Call us at 800-498-FIRE (3473) to discuss your specific needs.

downtown san francisco at night
fireman in front of firetruck

North Bay Fires

At FSS, we live and work in the North Bay. Many of us were born and raised here. Our children go to school here… we enjoy the Farmer’s Markets… we are part of this beautiful community. Just like you, the North Bay Fires have affected our lives.

We are now into the second week of firefighting in Sonoma County with over 350,000 acres burnt. We all heard people say “Here we go again!” as a dreadful reminder of the 2017 October Fires which affected everyone. Our fabulous firefighters have been hard at work containing multiple fires and cutting through brush and trees to create natural fire barriers.

Fires are unforgiving. They leave nothing in their path. For those who lost a house in a fire, you know this is not just a building, it is home.

As an individual, what can you do to protect yourself?

First and foremost, always listen to the officials. Sign up for NIXLE notifications [text your ZIP Code to 888777 top opt-in]. If they say “Evacuate”, please evacuate so that our firefighters can better work on the fires instead of rescuing people.

Inside your home and vehicle, have fire extinguishers ready for use, regardless if this is the “fire season” or not. In truth, fires can happen on any day. Make sure to inspect them every 3 months and place them in strategic locations. For instance, consider having one in your master bedroom, kitchen, entrance, and garage. Have one in each car. If you unsure what the best fire extinguishers are for your home, simply call us at 800-498-FIRE (3473).

Outside your home, keep dry brush and trees cleared and away from any structure. If tree branches are hanging over electric wires, contact PG&E right away.
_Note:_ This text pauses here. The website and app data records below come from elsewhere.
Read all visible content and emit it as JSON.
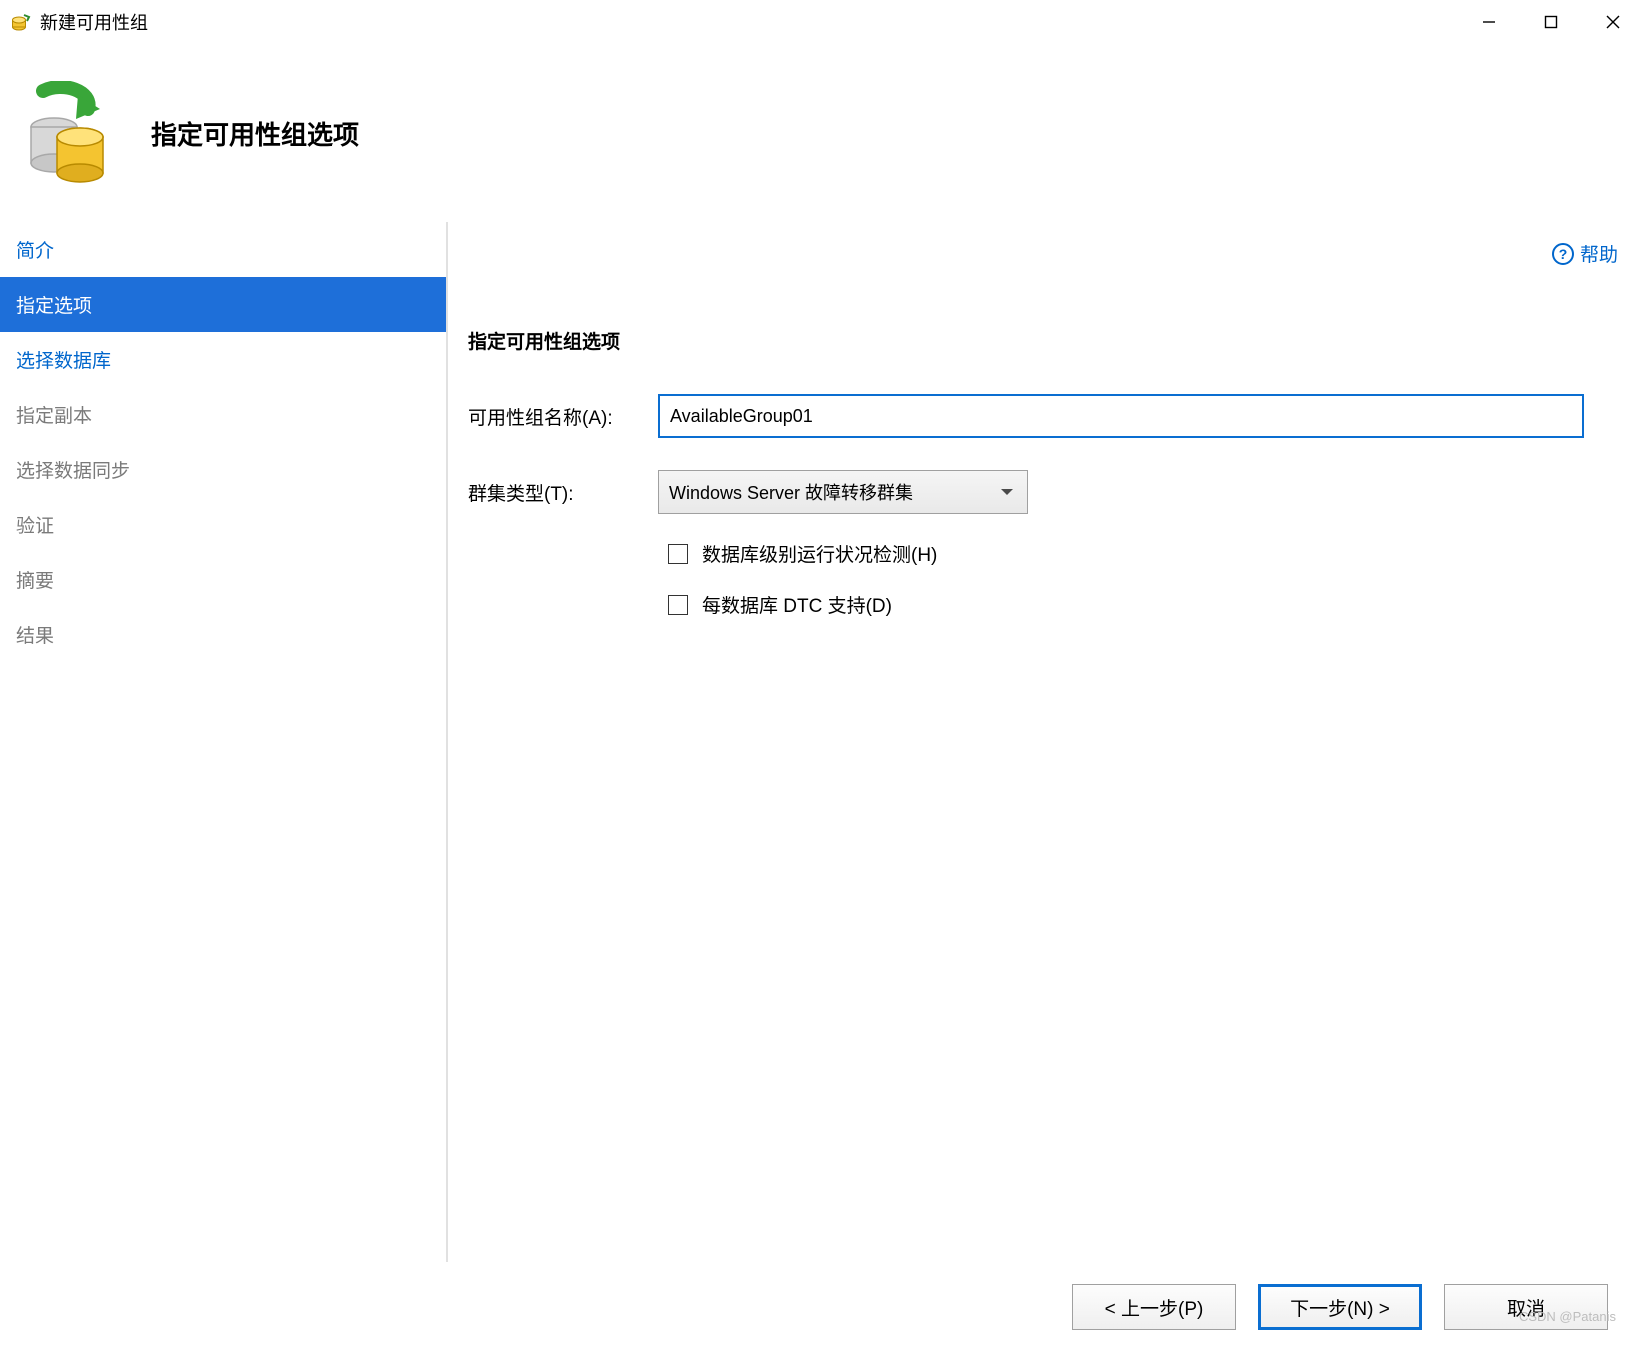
{
  "window": {
    "title": "新建可用性组"
  },
  "header": {
    "title": "指定可用性组选项"
  },
  "help": {
    "label": "帮助"
  },
  "sidebar": {
    "items": [
      {
        "label": "简介",
        "state": "done"
      },
      {
        "label": "指定选项",
        "state": "current"
      },
      {
        "label": "选择数据库",
        "state": "done"
      },
      {
        "label": "指定副本",
        "state": "pending"
      },
      {
        "label": "选择数据同步",
        "state": "pending"
      },
      {
        "label": "验证",
        "state": "pending"
      },
      {
        "label": "摘要",
        "state": "pending"
      },
      {
        "label": "结果",
        "state": "pending"
      }
    ]
  },
  "form": {
    "section_title": "指定可用性组选项",
    "name_label": "可用性组名称(A):",
    "name_value": "AvailableGroup01",
    "cluster_label": "群集类型(T):",
    "cluster_value": "Windows Server 故障转移群集",
    "checkbox_health": "数据库级别运行状况检测(H)",
    "checkbox_dtc": "每数据库 DTC 支持(D)"
  },
  "footer": {
    "prev": "< 上一步(P)",
    "next": "下一步(N) >",
    "cancel": "取消"
  },
  "credit": "CSDN @Patanis"
}
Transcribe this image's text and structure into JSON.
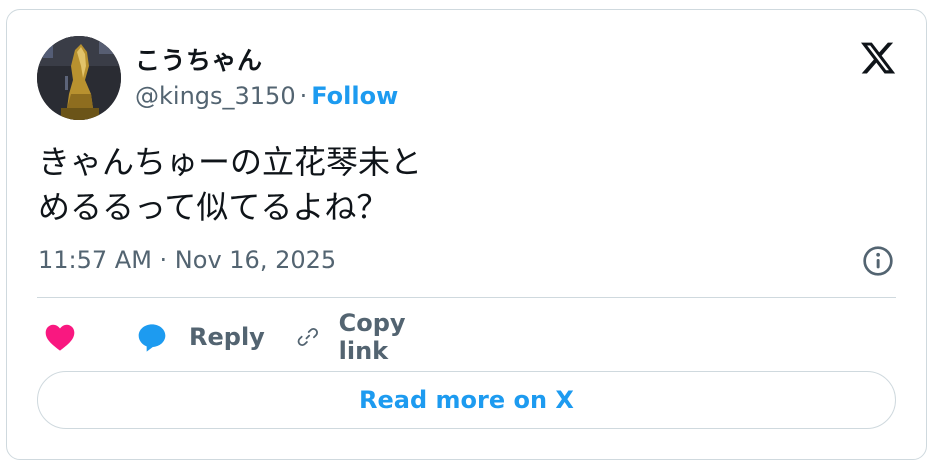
{
  "author": {
    "display_name": "こうちゃん",
    "handle": "@kings_3150",
    "separator": "·",
    "follow_label": "Follow"
  },
  "tweet": {
    "lines": [
      "きゃんちゅーの立花琴未と",
      "めるるって似てるよね？"
    ],
    "timestamp": "11:57 AM · Nov 16, 2025"
  },
  "actions": {
    "reply_label": "Reply",
    "copy_link_label": "Copy link"
  },
  "read_more_label": "Read more on X",
  "icons": {
    "x_logo": "x-logo-icon",
    "info": "info-icon",
    "like": "heart-icon",
    "reply": "speech-bubble-icon",
    "copy": "link-icon"
  },
  "colors": {
    "brand_blue": "#1d9bf0",
    "like_pink": "#f91880",
    "text_primary": "#0f1419",
    "text_secondary": "#536471",
    "border": "#cfd9de"
  }
}
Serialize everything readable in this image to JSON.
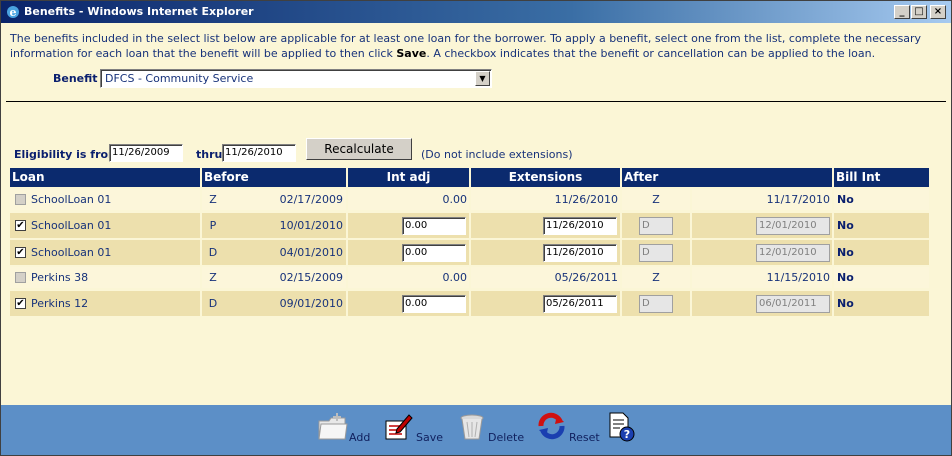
{
  "window": {
    "title": "Benefits - Windows Internet Explorer"
  },
  "intro": {
    "text_before": "The benefits included in the select list below are applicable for at least one loan for the borrower. To apply a benefit, select one from the list, complete the necessary information for each loan that the benefit will be applied to then click ",
    "save_word": "Save",
    "text_after": ". A checkbox indicates that the benefit or cancellation can be applied to the loan."
  },
  "benefit": {
    "label": "Benefit",
    "selected": "DFCS - Community Service"
  },
  "eligibility": {
    "label": "Eligibility is from",
    "from": "11/26/2009",
    "thru_label": "thru",
    "thru": "11/26/2010",
    "recalc_label": "Recalculate",
    "note": "(Do not include extensions)"
  },
  "headers": {
    "loan": "Loan",
    "before": "Before",
    "int_adj": "Int adj",
    "extensions": "Extensions",
    "after": "After",
    "bill_int": "Bill Int"
  },
  "rows": [
    {
      "checked": false,
      "enabled": false,
      "loan": "SchoolLoan 01",
      "before_code": "Z",
      "before_date": "02/17/2009",
      "int_adj": "0.00",
      "extension": "11/26/2010",
      "after_code": "Z",
      "after_date": "11/17/2010",
      "bill_int": "No",
      "editable": false
    },
    {
      "checked": true,
      "enabled": true,
      "loan": "SchoolLoan 01",
      "before_code": "P",
      "before_date": "10/01/2010",
      "int_adj": "0.00",
      "extension": "11/26/2010",
      "after_code": "D",
      "after_date": "12/01/2010",
      "bill_int": "No",
      "editable": true
    },
    {
      "checked": true,
      "enabled": true,
      "loan": "SchoolLoan 01",
      "before_code": "D",
      "before_date": "04/01/2010",
      "int_adj": "0.00",
      "extension": "11/26/2010",
      "after_code": "D",
      "after_date": "12/01/2010",
      "bill_int": "No",
      "editable": true
    },
    {
      "checked": false,
      "enabled": false,
      "loan": "Perkins 38",
      "before_code": "Z",
      "before_date": "02/15/2009",
      "int_adj": "0.00",
      "extension": "05/26/2011",
      "after_code": "Z",
      "after_date": "11/15/2010",
      "bill_int": "No",
      "editable": false
    },
    {
      "checked": true,
      "enabled": true,
      "loan": "Perkins 12",
      "before_code": "D",
      "before_date": "09/01/2010",
      "int_adj": "0.00",
      "extension": "05/26/2011",
      "after_code": "D",
      "after_date": "06/01/2011",
      "bill_int": "No",
      "editable": true
    }
  ],
  "toolbar": {
    "add": "Add",
    "save": "Save",
    "delete": "Delete",
    "reset": "Reset"
  },
  "colors": {
    "header_bg": "#0b2a6e",
    "footer_bg": "#5c8fc7",
    "page_bg": "#fbf6d6"
  }
}
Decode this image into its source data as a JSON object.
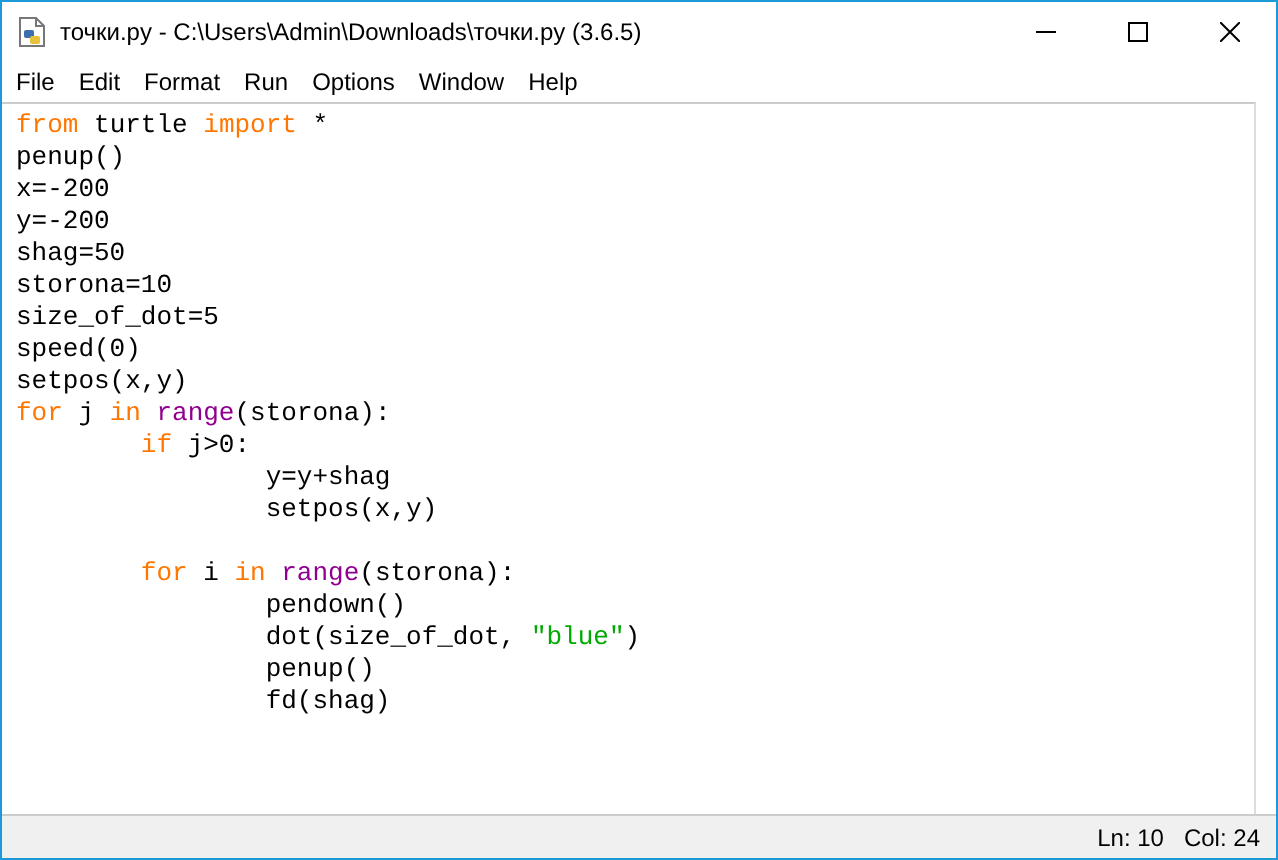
{
  "window": {
    "title": "точки.py - C:\\Users\\Admin\\Downloads\\точки.py (3.6.5)"
  },
  "menu": [
    "File",
    "Edit",
    "Format",
    "Run",
    "Options",
    "Window",
    "Help"
  ],
  "editor": {
    "lines": [
      {
        "tokens": [
          {
            "kind": "keyword",
            "text": "from"
          },
          {
            "kind": "plain",
            "text": " turtle "
          },
          {
            "kind": "keyword",
            "text": "import"
          },
          {
            "kind": "plain",
            "text": " *"
          }
        ]
      },
      {
        "tokens": [
          {
            "kind": "plain",
            "text": "penup()"
          }
        ]
      },
      {
        "tokens": [
          {
            "kind": "plain",
            "text": "x=-200"
          }
        ]
      },
      {
        "tokens": [
          {
            "kind": "plain",
            "text": "y=-200"
          }
        ]
      },
      {
        "tokens": [
          {
            "kind": "plain",
            "text": "shag=50"
          }
        ]
      },
      {
        "tokens": [
          {
            "kind": "plain",
            "text": "storona=10"
          }
        ]
      },
      {
        "tokens": [
          {
            "kind": "plain",
            "text": "size_of_dot=5"
          }
        ]
      },
      {
        "tokens": [
          {
            "kind": "plain",
            "text": "speed(0)"
          }
        ]
      },
      {
        "tokens": [
          {
            "kind": "plain",
            "text": "setpos(x,y)"
          }
        ]
      },
      {
        "tokens": [
          {
            "kind": "keyword",
            "text": "for"
          },
          {
            "kind": "plain",
            "text": " j "
          },
          {
            "kind": "keyword",
            "text": "in "
          },
          {
            "kind": "builtin",
            "text": "range"
          },
          {
            "kind": "plain",
            "text": "(storona):"
          }
        ],
        "children": [
          {
            "tokens": [
              {
                "kind": "keyword",
                "text": "if"
              },
              {
                "kind": "plain",
                "text": " j>0:"
              }
            ],
            "children": [
              {
                "tokens": [
                  {
                    "kind": "plain",
                    "text": "y=y+shag"
                  }
                ]
              },
              {
                "tokens": [
                  {
                    "kind": "plain",
                    "text": "setpos(x,y)"
                  }
                ]
              }
            ]
          },
          {
            "kind": "blank"
          },
          {
            "tokens": [
              {
                "kind": "keyword",
                "text": "for"
              },
              {
                "kind": "plain",
                "text": " i "
              },
              {
                "kind": "keyword",
                "text": "in "
              },
              {
                "kind": "builtin",
                "text": "range"
              },
              {
                "kind": "plain",
                "text": "(storona):"
              }
            ],
            "children": [
              {
                "tokens": [
                  {
                    "kind": "plain",
                    "text": "pendown()"
                  }
                ]
              },
              {
                "tokens": [
                  {
                    "kind": "plain",
                    "text": "dot(size_of_dot, "
                  },
                  {
                    "kind": "string",
                    "text": "\"blue\""
                  },
                  {
                    "kind": "plain",
                    "text": ")"
                  }
                ]
              },
              {
                "tokens": [
                  {
                    "kind": "plain",
                    "text": "penup()"
                  }
                ]
              },
              {
                "tokens": [
                  {
                    "kind": "plain",
                    "text": "fd(shag)"
                  }
                ]
              }
            ]
          }
        ]
      }
    ]
  },
  "status_bar": {
    "line": "Ln: 10",
    "column": "Col: 24"
  }
}
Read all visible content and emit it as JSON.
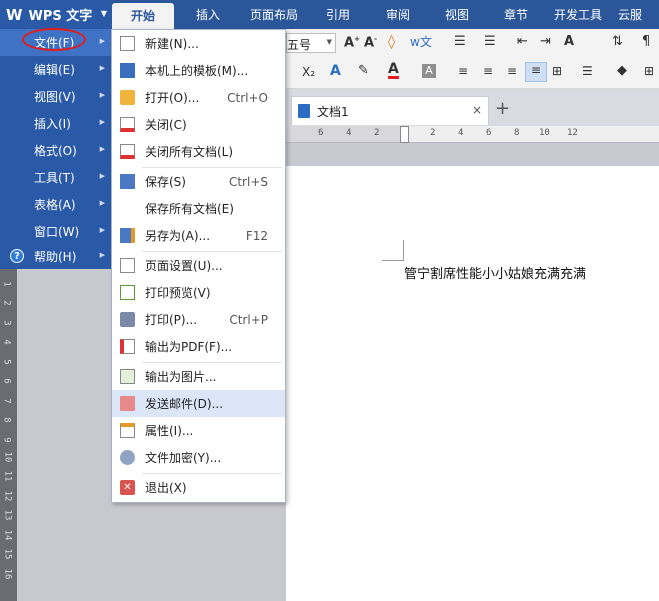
{
  "app": {
    "name": "WPS 文字",
    "logo": "W"
  },
  "tabs": [
    "开始",
    "插入",
    "页面布局",
    "引用",
    "审阅",
    "视图",
    "章节",
    "开发工具",
    "云服"
  ],
  "ribbon": {
    "font_size": "五号"
  },
  "document": {
    "tab_title": "文档1",
    "close": "×",
    "new_tab": "+",
    "body_text": "管宁割席性能小小姑娘充满充满"
  },
  "ruler_numbers": [
    "6",
    "4",
    "2",
    "2",
    "4",
    "6",
    "8",
    "10",
    "12"
  ],
  "vruler_numbers": [
    "1",
    "2",
    "3",
    "4",
    "5",
    "6",
    "7",
    "8",
    "9",
    "10",
    "11",
    "12",
    "13",
    "14",
    "15",
    "16"
  ],
  "main_menu": [
    {
      "label": "文件(F)",
      "has_sub": true
    },
    {
      "label": "编辑(E)",
      "has_sub": true
    },
    {
      "label": "视图(V)",
      "has_sub": true
    },
    {
      "label": "插入(I)",
      "has_sub": true
    },
    {
      "label": "格式(O)",
      "has_sub": true
    },
    {
      "label": "工具(T)",
      "has_sub": true
    },
    {
      "label": "表格(A)",
      "has_sub": true
    },
    {
      "label": "窗口(W)",
      "has_sub": true
    },
    {
      "label": "帮助(H)",
      "has_sub": true
    }
  ],
  "file_menu": [
    {
      "label": "新建(N)...",
      "shortcut": "",
      "icon": "new-document-icon"
    },
    {
      "label": "本机上的模板(M)...",
      "shortcut": "",
      "icon": "template-icon"
    },
    {
      "label": "打开(O)...",
      "shortcut": "Ctrl+O",
      "icon": "open-folder-icon"
    },
    {
      "label": "关闭(C)",
      "shortcut": "",
      "icon": "close-document-icon"
    },
    {
      "label": "关闭所有文档(L)",
      "shortcut": "",
      "icon": "close-all-icon"
    },
    {
      "label": "保存(S)",
      "shortcut": "Ctrl+S",
      "icon": "save-icon"
    },
    {
      "label": "保存所有文档(E)",
      "shortcut": "",
      "icon": ""
    },
    {
      "label": "另存为(A)...",
      "shortcut": "F12",
      "icon": "save-as-icon"
    },
    {
      "label": "页面设置(U)...",
      "shortcut": "",
      "icon": "page-setup-icon"
    },
    {
      "label": "打印预览(V)",
      "shortcut": "",
      "icon": "print-preview-icon"
    },
    {
      "label": "打印(P)...",
      "shortcut": "Ctrl+P",
      "icon": "print-icon"
    },
    {
      "label": "输出为PDF(F)...",
      "shortcut": "",
      "icon": "pdf-icon"
    },
    {
      "label": "输出为图片...",
      "shortcut": "",
      "icon": "image-export-icon"
    },
    {
      "label": "发送邮件(D)...",
      "shortcut": "",
      "icon": "mail-icon"
    },
    {
      "label": "属性(I)...",
      "shortcut": "",
      "icon": "properties-icon"
    },
    {
      "label": "文件加密(Y)...",
      "shortcut": "",
      "icon": "encrypt-icon"
    },
    {
      "label": "退出(X)",
      "shortcut": "",
      "icon": "exit-icon"
    }
  ]
}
Have a plan and discuss it with your spouse, children, roommates, and/or significant others.

Your life matters!

Being prepared in Fire Prevention and Protection can save your life, your family, and your home.

smoke alarms